Please use this url to cite or link to this publication:
author
organization
year
type
journalArticle (original)
publication status
published
subject
keyword
EXECUTIVE CONTROL, MEMORY, SET SELECTION, COSTS
journal title
PSYCHONOMIC BULLETIN & REVIEW
Psychon. Bull. Rev.
volume
17
issue
3
pages
381 - 386
Web of Science type
Article
Web of Science id
000281812700014
JCR category
PSYCHOLOGY, MATHEMATICAL
JCR impact factor
2.283 (2010)
JCR rank
2/11 (2010)
JCR quartile
1 (2010)
ISSN
1069-9384
DOI
10.3758/PBR.17.3.381
language
English
UGent publication?
yes
classification
A1
copyright statement
I have transferred the copyright for this publication to the publisher
id
1096370
handle
http://hdl.handle.net/1854/LU-1096370
date created
2011-01-10 13:04:01
date last changed
2011-01-14 11:17:41
@article{1096370,
  abstract     = {We tested the hypothesis that persisting activation from a previous task execution does not contribute to the switch cost in voluntary task switching. We reasoned that voluntary task switching requires the selection of random task sequences, which necessitates the active inhibition of previously executed tasks. The asymmetric switch cost was used as a marker for persisting activation. Participants switched voluntarily between color naming and word naming. One group was instructed to select unpredictable task sequences. The other group was not instructed to do so. When participants were instructed to be unpredictable, no asymmetric switch cost was observed. When participants were not instructed to be unpredictable, an asymmetric switch cost was observed. We conclude that the amount of persisting activation in voluntary task switching is limited and that the switch cost in voluntary task switching reflects the time needed for reconfiguring the cognitive system from one task to another rather than the time needed to compensate for persisting activation.},

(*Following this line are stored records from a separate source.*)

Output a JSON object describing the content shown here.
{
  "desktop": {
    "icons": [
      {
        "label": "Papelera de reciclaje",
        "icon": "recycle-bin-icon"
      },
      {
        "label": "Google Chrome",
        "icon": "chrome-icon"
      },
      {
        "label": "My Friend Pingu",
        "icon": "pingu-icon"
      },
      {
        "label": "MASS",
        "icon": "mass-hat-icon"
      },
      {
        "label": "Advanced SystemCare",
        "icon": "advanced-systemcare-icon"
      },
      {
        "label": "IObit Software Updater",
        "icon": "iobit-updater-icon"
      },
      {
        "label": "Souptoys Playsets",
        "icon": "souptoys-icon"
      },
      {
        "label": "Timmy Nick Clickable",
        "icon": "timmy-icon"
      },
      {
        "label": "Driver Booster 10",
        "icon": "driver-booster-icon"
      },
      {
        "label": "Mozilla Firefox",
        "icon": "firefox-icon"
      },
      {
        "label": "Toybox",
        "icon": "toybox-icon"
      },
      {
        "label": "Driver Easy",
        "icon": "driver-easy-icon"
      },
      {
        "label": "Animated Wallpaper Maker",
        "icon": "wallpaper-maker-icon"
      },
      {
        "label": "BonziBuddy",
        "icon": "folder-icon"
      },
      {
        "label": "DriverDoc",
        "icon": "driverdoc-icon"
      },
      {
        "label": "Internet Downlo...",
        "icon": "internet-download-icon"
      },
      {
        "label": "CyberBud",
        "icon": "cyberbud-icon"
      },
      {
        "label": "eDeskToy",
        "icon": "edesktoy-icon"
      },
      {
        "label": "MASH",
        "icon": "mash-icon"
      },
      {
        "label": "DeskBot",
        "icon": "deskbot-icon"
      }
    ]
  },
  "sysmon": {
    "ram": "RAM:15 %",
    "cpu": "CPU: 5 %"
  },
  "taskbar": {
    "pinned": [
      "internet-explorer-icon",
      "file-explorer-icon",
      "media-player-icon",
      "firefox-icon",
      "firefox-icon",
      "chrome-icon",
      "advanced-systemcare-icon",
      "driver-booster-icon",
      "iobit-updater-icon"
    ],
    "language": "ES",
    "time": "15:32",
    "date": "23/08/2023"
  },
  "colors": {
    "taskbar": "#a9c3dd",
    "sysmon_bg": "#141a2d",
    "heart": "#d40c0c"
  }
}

  author       = {Liefooghe, Baptist and Demanet, Jelle and Vandierendonck, Andr{\'e}},
  issn         = {1069-9384},
  journal      = {PSYCHONOMIC BULLETIN \& REVIEW},
  keyword      = {EXECUTIVE CONTROL,MEMORY,SET SELECTION,COSTS},
  language     = {eng},
  number       = {3},
  pages        = {381--386},
  title        = {Persisting activation in voluntary task switching: it all depends on the instructions},
  url          = {http://dx.doi.org/10.3758/PBR.17.3.381},
  volume       = {17},
  year         = {2010},
}

Chicago
Liefooghe, Baptist, Jelle Demanet, and André Vandierendonck. 2010. “Persisting Activation in Voluntary Task Switching: It All Depends on the Instructions.” Psychonomic Bulletin & Review 17 (3): 381–386.
APA
Liefooghe, B., Demanet, J., & Vandierendonck, A. (2010). Persisting activation in voluntary task switching: it all depends on the instructions. PSYCHONOMIC BULLETIN & REVIEW, 17(3), 381–386.
Vancouver
1.
Liefooghe B, Demanet J, Vandierendonck A. Persisting activation in voluntary task switching: it all depends on the instructions. PSYCHONOMIC BULLETIN & REVIEW. 2010;17(3):381–6.
MLA
Liefooghe, Baptist, Jelle Demanet, and André Vandierendonck. “Persisting Activation in Voluntary Task Switching: It All Depends on the Instructions.” PSYCHONOMIC BULLETIN & REVIEW 17.3 (2010): 381–386. Print.